“At the end of tonight, 15 states will have voted. Thirty-five states remain,” Sanders told a Vermont crowd of thousands. “Let me assure you that we are going to take our fight for economic justice, for social justice, for environmental sanity, for a world of peace to every one of those states.”
The Vermont senator assured his supporters that he will still pick up delegates in states he loses on Super Tuesday.
“This is not a general election, it’s not winner-take-all.
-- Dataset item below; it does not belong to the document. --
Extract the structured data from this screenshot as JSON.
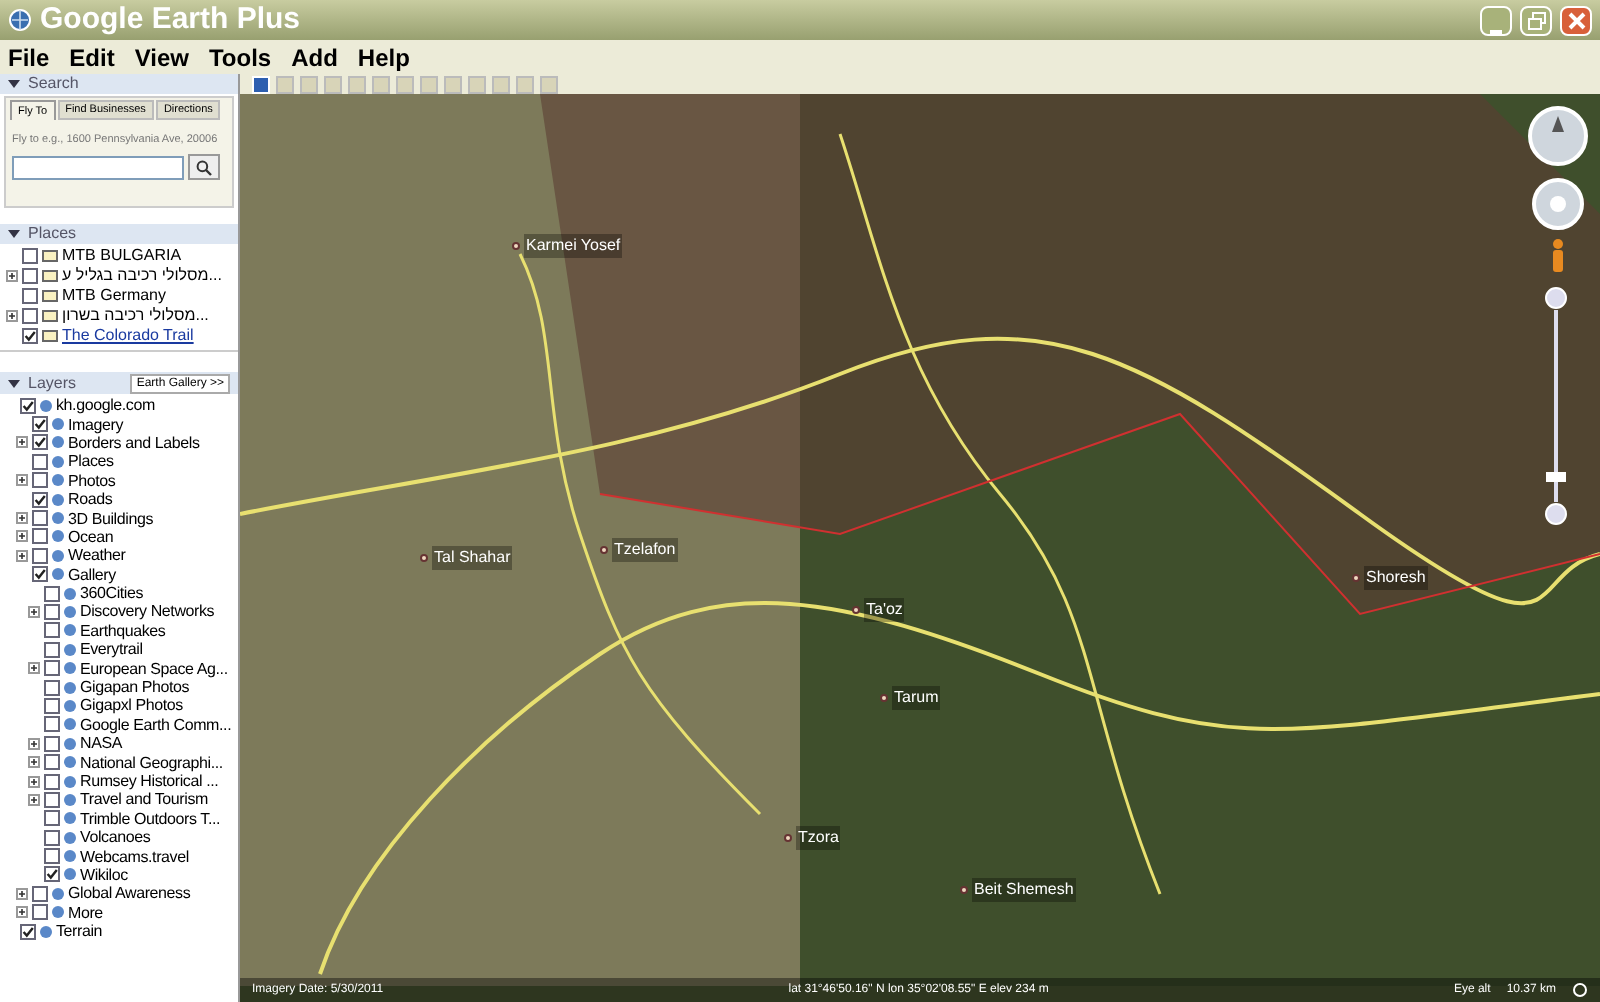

If you get 52 percent or 48 percent, you end up with roughly the same amount of delegates,” he said.
The senator is right that he is picking up delegates even in states he loses, but Super Tuesday has seriously dented his chances of becoming the Democratic nominee. Though he did better than some expected — winning his home state of Vermont in a landslide, plus Oklahoma, Colorado and Minnesota — Sanders was falling short of making up for Clinton’s very strong showing in the South, where she won six states, and in delegate-rich Massachusetts. (Superdelegates, who are chosen by the party and not allocated based on the popular vote, also overwhelmingly support Clinton.) On this course, Sanders is likely to find himself in a delegate hole he cannot dig out of.
But this pessimism has not reached Vermont, the campaign or the Sanders supporters who contributed $42 million to his campaign last month, outdoing Clinton’s fundraising machine. The hometown crowd gave Sanders a rock star’s reception, cheering for a full minute when he arrived on stage with his wife, Jane. Jerry Greenfield of Ben & Jerry’s ice cream and other campaign surrogates introduced Sanders as the “next president of the United States” to the cheering crowd.
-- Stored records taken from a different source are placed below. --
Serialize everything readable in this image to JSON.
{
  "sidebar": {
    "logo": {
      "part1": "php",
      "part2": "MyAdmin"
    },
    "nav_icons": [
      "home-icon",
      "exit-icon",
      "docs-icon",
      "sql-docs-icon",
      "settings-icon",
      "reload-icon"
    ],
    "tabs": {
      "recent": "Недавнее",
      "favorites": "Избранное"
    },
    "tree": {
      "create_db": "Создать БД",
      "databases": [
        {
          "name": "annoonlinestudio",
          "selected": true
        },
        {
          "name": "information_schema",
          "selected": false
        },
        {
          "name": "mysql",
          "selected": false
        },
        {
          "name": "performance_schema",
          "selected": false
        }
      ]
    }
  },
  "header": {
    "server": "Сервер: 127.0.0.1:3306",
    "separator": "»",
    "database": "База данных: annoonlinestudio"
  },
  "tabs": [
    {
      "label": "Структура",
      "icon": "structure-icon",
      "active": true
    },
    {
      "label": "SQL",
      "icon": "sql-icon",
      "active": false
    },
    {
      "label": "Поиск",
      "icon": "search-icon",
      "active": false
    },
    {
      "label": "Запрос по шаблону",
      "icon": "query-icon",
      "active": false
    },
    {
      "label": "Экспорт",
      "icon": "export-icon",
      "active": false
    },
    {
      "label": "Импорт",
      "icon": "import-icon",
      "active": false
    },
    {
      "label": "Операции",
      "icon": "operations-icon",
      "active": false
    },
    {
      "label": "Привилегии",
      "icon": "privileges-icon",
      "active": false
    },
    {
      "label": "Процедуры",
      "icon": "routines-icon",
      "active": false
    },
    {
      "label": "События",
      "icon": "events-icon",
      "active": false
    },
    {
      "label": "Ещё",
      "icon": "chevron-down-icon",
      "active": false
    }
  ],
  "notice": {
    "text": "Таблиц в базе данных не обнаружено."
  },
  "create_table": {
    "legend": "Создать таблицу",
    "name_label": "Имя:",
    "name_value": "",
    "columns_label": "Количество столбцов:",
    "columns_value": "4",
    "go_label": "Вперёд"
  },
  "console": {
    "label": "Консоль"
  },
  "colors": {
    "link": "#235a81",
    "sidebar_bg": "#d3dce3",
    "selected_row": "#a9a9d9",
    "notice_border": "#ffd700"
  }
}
Democratic presidential candidate Sen. Bernie Sanders of Vermont addresses a primary night rally in Essex Junction, Vt., on Super Tuesday. (Photo: Jacquelyn Martin/AP)
Sanders appears to have the money and the will to go all the way. And he doesn’t have to worry about big-time donors deciding it’s time for him to pull the plug if he can’t catch up with Clinton.
“We think we’re going to have the resources to go all the way,” Sanders’ senior adviser, Tad Devine, said. “In the past, campaigns ended because the bundlers said, ‘We aren’t going to bundle anymore.’ We don’t have any bundlers. The people who are investing in this campaign are doing so not because it’s a smart money calculation, but because they believe in Bernie Sanders.”
Devine said the campaign is looking forward to upcoming races in Kansas, Nebraska, Maine, Louisiana and Michigan. “We’re going to compete and win in as many states as possible,” he said.
Devine dismissed the possibility that Sanders supporters will lose some of their enthusiasm as they see their candidate’s chances dim.
“You know, I think our supporters are enthusiastic about Bernie and his message, not enthusiastic about his delegate totals,” he said.
Sanders has from the beginning been a candidate of ideas, when he entered the race nearly a year ago with almost zero name recognition to take on a candidate most Democrats saw as inevitable. His surprising popularity pushed Clinton to the left on many issues, from the Keystone Pipeline to economic inequality, and has changed the race forever. The money that keeps pouring into this campaign means he can continue to deliver this message, even if he doesn’t have a shot at the nomination.
“What I have said is that this campaign is not just about electing a president, it is about making a political revolution,” Sanders said at his victory rally.
One thing the campaign says won’t happen, no matter the outcome? Sharper attacks on Clinton.
“I’ve worked with Bernie for 20 years. We’ve never run a negative ad, and I predict we never will,” Devine said.